Sir: For the past two months I have been in the UK researching the correctional system. I have visited many correctional facilities and have spent many hours speaking to correctional administrators. As a result of my research, I am convinced that the British correctional system is headed in the wrong direction.
Although I am proud to be an American, I am not proud of the US correctional system. Policies formulated at the whim of politicians, focused only on security and punishment - and not rehabilitation - have created the most unsuccessful correctional system in the world. The US incarcerates more of its citizens per capita than any other country and has the highest recidivism rate: there is very little correction occurring in the correctional system.
Even though the US provides clear examples of failed punitive correctional policies, there seems to be a desire in the UK to model these policies. Over the past decade, the US has attempted to build its way out of its correctional crisis while alleged tough-on-crime policies have filled every new available cell. Instead of allocating resources so that inmates will not recidivate, resources have been allocated to make sure there will be a cell for them when they return. I see the British correctional system moving in the same direction, because I have consistently heard over the past two months about the prison service cutting back programmes that will keep prisoners from coming back to prison, while allocating large amounts of money to security and new prisons.
Locking inmates up without proper treatment, educational programmes, vocational training, support for their families, and concern for their transition back into the community is clearly the quickest route to a violent crime-ridden society, and an outrageously expensive correctional system. One need not be altruistic to believe that offering inmates opportunities is a good idea. It is much cheaper to pay for inmate programmes than it is to pay for a population of individuals who spend their lives shuffling in and out of the criminal justice system, while the taxpayers are probably also supporting their families.
I believe that the British correctional system can turn itself around before it becomes as failed as the US system. I have met many excellent civil and progressive administrators who, given the resources, clearly have the ability.

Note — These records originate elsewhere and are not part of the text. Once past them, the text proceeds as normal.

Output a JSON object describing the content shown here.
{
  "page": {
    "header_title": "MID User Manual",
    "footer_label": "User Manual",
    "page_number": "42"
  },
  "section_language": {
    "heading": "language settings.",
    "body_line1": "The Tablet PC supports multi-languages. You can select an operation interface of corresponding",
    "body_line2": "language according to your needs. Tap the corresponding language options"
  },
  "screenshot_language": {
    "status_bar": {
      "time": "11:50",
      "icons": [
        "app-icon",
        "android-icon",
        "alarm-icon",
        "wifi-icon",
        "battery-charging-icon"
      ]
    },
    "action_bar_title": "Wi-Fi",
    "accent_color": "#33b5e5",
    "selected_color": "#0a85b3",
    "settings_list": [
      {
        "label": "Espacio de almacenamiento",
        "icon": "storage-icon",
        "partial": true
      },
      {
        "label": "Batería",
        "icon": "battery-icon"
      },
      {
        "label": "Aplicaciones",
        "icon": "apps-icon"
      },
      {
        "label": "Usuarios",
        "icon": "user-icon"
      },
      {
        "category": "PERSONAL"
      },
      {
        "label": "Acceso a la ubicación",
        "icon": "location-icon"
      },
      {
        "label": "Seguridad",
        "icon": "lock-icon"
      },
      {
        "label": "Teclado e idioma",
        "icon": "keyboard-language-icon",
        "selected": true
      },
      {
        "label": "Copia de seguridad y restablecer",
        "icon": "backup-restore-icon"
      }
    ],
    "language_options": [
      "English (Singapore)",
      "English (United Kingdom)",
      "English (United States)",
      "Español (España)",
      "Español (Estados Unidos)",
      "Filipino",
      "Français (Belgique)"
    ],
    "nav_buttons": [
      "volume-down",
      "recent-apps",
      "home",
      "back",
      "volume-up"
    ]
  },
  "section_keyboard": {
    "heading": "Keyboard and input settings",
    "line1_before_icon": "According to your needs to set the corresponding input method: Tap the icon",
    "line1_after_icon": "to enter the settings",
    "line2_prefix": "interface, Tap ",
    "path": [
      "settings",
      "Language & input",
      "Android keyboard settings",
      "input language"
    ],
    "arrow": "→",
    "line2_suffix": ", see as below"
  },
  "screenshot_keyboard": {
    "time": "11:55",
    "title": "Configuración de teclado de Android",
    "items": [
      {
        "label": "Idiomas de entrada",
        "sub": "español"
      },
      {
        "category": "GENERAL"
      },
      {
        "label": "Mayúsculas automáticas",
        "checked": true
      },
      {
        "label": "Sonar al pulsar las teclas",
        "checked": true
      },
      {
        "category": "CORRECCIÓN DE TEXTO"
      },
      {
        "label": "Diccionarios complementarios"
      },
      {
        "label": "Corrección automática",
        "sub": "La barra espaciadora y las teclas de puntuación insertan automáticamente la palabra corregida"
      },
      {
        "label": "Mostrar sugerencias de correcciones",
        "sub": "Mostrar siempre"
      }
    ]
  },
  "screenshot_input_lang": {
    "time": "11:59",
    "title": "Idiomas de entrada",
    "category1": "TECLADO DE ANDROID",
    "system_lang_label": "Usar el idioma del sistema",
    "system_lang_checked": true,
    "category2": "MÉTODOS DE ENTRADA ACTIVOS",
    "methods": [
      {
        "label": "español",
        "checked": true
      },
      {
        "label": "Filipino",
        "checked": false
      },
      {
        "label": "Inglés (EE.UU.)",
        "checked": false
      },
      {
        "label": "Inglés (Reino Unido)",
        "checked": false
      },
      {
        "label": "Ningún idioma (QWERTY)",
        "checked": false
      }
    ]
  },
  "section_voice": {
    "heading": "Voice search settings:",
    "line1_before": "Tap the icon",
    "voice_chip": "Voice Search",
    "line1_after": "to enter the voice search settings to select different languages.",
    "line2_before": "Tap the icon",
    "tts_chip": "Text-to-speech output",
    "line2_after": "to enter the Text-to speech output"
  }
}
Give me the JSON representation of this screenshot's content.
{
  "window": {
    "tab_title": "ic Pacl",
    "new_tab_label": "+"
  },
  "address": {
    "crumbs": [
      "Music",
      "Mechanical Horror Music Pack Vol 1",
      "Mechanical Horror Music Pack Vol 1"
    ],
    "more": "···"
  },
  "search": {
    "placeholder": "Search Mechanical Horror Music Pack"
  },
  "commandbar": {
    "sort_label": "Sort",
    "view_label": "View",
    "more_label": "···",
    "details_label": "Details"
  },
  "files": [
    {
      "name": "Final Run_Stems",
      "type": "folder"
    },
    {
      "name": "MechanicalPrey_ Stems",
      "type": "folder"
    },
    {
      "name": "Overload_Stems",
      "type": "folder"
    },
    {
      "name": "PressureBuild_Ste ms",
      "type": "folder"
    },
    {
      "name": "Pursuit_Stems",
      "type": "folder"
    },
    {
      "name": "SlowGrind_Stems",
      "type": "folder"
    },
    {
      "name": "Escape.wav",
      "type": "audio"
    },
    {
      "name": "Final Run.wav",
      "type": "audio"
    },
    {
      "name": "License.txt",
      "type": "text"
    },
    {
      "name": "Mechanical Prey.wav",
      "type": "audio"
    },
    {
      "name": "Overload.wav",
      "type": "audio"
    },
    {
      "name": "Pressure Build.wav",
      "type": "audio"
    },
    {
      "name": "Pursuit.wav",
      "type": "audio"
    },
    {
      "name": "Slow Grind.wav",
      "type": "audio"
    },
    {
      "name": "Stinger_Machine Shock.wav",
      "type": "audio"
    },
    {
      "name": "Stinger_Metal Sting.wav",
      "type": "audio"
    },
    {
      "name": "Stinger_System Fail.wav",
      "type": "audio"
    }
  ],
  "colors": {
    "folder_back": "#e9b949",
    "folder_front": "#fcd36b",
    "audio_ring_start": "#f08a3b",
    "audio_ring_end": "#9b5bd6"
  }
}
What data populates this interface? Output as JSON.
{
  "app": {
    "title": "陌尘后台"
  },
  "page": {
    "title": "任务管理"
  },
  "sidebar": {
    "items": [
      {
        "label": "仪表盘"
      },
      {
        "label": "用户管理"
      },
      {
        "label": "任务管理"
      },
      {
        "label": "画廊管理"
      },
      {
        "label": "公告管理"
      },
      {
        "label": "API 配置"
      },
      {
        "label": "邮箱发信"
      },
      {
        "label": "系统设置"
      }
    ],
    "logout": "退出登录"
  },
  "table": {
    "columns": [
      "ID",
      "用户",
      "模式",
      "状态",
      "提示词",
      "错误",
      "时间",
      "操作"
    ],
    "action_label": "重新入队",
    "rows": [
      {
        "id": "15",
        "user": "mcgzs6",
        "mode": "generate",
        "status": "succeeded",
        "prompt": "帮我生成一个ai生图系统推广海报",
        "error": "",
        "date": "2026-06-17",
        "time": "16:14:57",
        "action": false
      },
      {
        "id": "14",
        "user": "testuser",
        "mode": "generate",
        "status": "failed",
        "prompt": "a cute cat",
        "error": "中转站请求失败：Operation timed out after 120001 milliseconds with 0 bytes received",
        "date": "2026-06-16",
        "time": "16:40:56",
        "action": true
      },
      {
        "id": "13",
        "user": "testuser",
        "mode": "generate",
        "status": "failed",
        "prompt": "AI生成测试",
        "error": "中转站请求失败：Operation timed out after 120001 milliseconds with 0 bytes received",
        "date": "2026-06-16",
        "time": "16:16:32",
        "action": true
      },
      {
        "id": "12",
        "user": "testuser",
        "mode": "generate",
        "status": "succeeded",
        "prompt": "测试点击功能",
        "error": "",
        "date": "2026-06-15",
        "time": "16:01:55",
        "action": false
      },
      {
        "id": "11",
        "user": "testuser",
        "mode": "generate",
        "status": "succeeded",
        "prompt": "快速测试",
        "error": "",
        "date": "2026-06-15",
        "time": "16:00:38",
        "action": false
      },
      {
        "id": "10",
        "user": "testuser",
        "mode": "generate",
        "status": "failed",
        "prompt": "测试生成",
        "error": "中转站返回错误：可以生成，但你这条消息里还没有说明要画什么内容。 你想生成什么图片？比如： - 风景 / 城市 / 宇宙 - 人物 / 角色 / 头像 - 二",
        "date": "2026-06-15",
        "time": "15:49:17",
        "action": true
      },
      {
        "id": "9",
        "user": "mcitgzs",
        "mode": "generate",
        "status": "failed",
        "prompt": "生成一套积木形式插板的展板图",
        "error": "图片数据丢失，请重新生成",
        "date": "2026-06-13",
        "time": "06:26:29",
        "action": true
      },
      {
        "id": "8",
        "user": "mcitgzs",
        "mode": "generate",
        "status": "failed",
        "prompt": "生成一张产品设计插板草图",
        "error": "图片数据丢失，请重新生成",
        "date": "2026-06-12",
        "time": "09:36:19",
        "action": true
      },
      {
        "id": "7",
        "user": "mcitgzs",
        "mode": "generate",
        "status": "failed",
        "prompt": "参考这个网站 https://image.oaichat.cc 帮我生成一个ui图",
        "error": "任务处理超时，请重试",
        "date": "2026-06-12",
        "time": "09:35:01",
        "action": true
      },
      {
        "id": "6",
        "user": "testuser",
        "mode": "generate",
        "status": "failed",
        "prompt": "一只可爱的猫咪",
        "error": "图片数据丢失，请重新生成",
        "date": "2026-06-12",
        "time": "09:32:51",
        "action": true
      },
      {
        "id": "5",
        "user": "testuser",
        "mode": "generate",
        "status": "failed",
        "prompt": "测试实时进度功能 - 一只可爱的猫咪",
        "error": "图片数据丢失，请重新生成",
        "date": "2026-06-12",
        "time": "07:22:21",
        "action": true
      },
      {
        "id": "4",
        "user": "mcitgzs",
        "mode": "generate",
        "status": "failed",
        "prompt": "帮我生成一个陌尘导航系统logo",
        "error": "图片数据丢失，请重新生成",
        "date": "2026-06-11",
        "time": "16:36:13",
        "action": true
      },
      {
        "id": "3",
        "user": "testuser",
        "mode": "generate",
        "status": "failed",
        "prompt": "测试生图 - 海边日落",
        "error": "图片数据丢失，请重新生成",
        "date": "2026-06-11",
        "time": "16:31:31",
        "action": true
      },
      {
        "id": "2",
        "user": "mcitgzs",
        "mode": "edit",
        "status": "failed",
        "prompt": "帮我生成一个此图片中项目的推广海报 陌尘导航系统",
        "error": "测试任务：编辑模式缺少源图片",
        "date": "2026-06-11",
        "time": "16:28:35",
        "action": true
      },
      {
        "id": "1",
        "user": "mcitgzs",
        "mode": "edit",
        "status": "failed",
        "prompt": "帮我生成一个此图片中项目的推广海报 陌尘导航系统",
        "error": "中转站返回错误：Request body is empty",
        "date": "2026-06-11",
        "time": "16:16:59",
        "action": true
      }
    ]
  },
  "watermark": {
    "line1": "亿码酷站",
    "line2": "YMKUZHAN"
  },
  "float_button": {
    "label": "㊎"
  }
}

It is time now to formulate policies from the top that allow the operation of true "correctional" facilities, not just prisons.
The writer is an associate professor at the Cooley Law School in Lansing, Michigan.Reuse content